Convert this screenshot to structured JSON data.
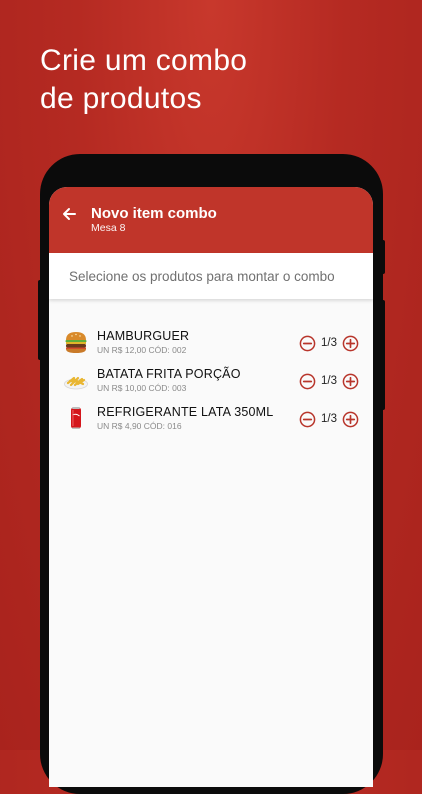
{
  "promo": {
    "line1": "Crie um combo",
    "line2": "de produtos"
  },
  "appbar": {
    "title": "Novo item combo",
    "subtitle": "Mesa 8",
    "back_icon": "arrow-left-icon"
  },
  "hint": "Selecione os produtos para montar o combo",
  "products": [
    {
      "name": "HAMBURGUER",
      "meta": "UN R$ 12,00 CÓD: 002",
      "qty": "1/3",
      "icon": "burger-icon"
    },
    {
      "name": "BATATA FRITA PORÇÃO",
      "meta": "UN R$ 10,00 CÓD: 003",
      "qty": "1/3",
      "icon": "fries-icon"
    },
    {
      "name": "REFRIGERANTE LATA 350ML",
      "meta": "UN R$ 4,90 CÓD: 016",
      "qty": "1/3",
      "icon": "soda-can-icon"
    }
  ],
  "colors": {
    "brand": "#c0352a",
    "background": "#a9231d",
    "accent": "#b8352b"
  }
}
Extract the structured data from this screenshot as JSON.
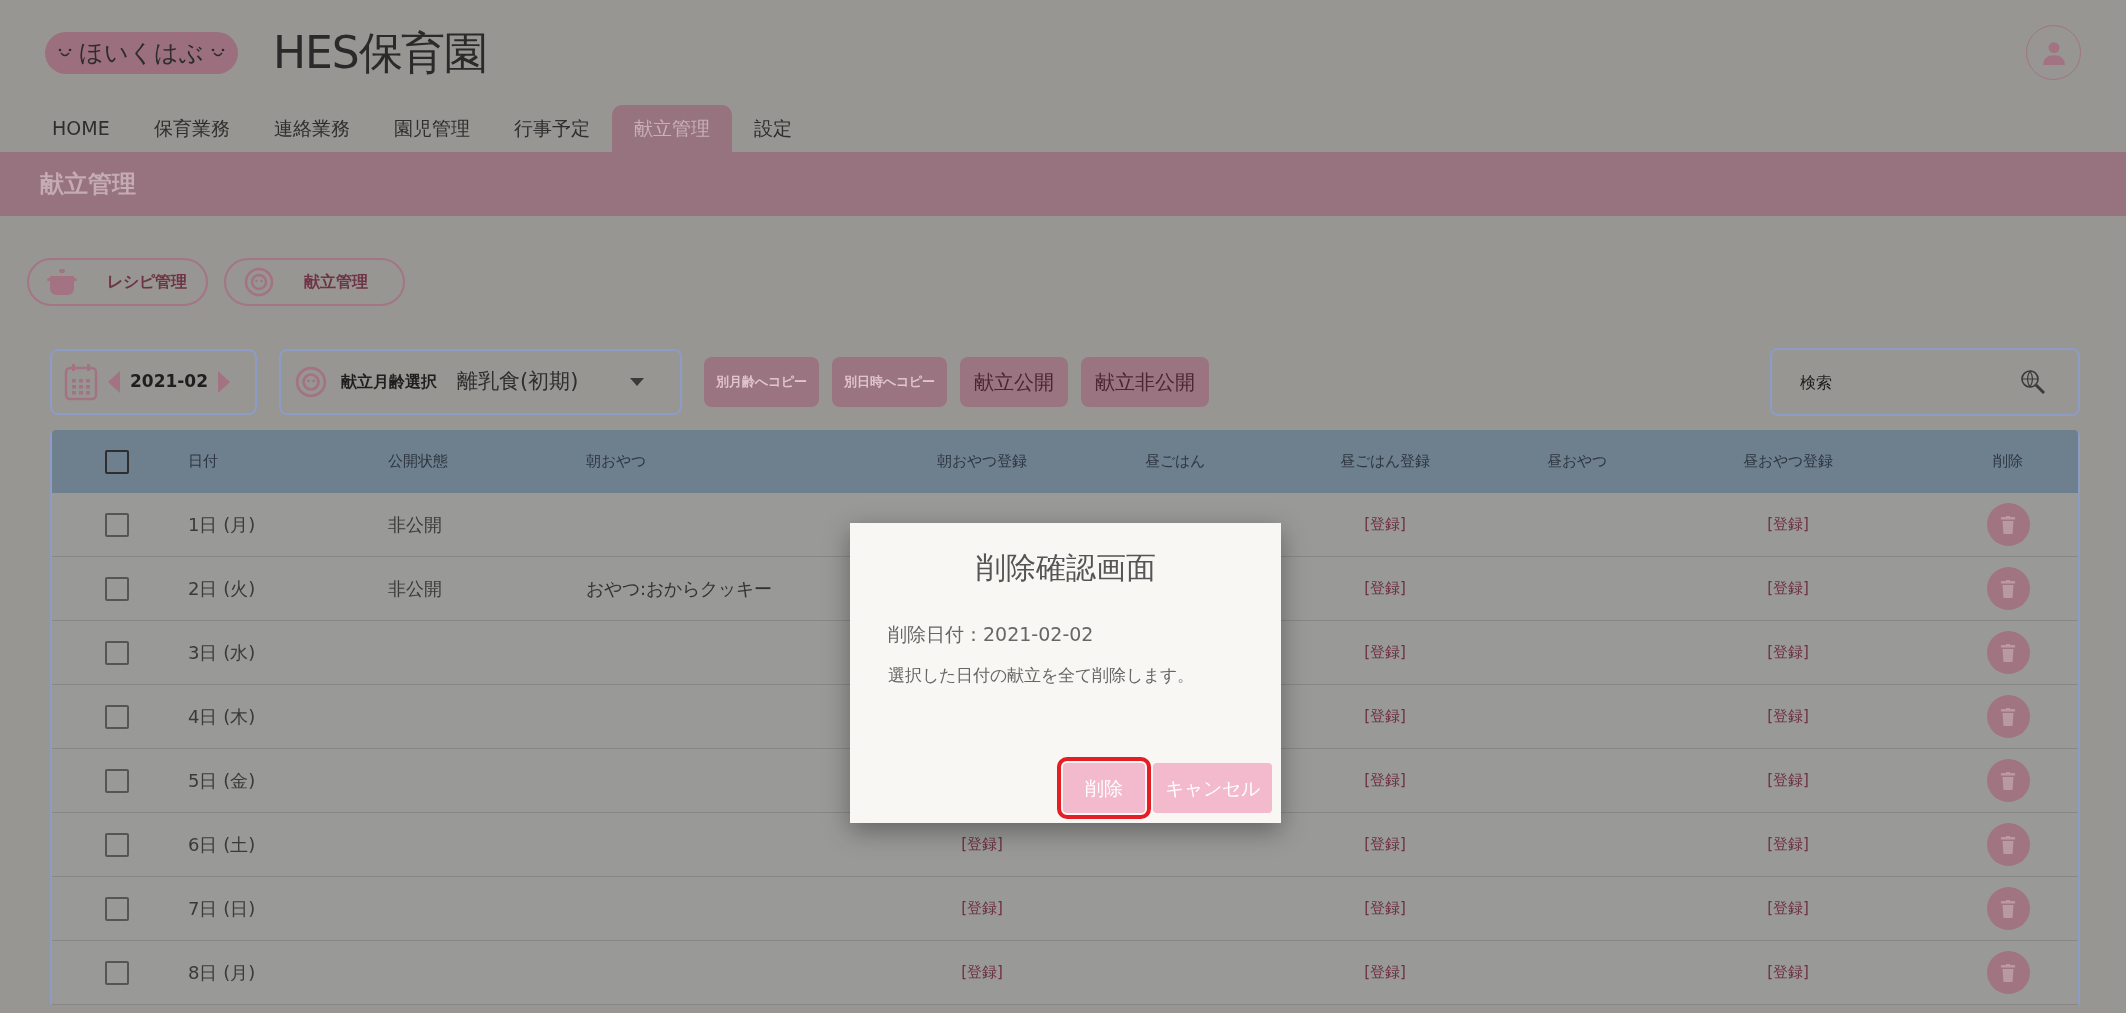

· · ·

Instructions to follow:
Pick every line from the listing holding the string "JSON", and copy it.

Response to the exercise:
Convert this screenshot to structured JSON data.
Extract the structured data from this screenshot as JSON.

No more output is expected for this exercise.